PROBLEM TO SOLVE
Among the entries that follow, find every line with the word "Oracle" and list it.

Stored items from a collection
════

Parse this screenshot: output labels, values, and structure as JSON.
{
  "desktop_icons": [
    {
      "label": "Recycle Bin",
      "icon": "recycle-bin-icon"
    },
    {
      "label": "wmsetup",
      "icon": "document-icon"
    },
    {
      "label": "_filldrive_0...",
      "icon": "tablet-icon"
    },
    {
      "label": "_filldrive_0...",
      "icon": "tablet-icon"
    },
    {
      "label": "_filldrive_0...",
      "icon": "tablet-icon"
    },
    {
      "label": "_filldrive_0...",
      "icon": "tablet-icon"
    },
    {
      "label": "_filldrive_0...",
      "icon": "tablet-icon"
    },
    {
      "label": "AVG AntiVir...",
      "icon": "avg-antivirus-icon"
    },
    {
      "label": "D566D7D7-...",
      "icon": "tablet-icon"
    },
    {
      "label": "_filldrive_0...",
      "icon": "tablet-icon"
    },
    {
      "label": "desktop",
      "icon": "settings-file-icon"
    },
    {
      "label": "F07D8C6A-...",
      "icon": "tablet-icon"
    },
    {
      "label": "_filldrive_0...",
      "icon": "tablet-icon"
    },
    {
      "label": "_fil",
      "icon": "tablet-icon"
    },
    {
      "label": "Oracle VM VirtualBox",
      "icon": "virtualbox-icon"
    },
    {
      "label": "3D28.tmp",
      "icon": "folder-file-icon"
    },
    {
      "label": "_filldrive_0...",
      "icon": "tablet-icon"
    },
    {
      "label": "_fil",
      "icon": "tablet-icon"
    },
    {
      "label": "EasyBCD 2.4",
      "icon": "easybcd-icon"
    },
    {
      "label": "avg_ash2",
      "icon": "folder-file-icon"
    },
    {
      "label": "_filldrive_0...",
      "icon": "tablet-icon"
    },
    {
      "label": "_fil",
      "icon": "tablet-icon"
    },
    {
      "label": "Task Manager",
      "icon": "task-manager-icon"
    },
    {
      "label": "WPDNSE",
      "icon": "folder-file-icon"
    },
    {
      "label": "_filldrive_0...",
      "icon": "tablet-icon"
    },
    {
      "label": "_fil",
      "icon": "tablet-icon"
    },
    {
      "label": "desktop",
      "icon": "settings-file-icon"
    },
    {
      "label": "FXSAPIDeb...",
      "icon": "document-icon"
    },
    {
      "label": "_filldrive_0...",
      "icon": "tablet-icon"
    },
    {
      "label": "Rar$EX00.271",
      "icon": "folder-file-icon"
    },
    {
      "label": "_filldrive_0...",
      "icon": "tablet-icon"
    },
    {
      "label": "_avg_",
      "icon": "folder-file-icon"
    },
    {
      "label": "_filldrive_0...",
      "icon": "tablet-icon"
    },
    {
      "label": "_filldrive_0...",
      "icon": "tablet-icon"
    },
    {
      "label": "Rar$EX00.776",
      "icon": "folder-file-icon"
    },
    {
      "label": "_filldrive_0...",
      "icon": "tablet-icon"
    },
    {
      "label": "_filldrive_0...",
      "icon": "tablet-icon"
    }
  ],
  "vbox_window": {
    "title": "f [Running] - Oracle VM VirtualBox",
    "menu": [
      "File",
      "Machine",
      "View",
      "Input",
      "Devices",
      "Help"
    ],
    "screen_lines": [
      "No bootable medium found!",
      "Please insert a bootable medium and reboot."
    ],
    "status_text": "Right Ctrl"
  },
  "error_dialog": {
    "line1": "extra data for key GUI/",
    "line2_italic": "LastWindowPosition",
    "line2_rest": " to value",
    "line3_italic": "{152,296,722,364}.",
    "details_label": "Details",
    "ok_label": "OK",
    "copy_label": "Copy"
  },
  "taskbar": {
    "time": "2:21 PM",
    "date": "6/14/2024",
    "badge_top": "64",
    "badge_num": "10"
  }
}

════

SOLUTION BELOW
      "label": "Oracle VM VirtualBox",
    "title": "f [Running] - Oracle VM VirtualBox",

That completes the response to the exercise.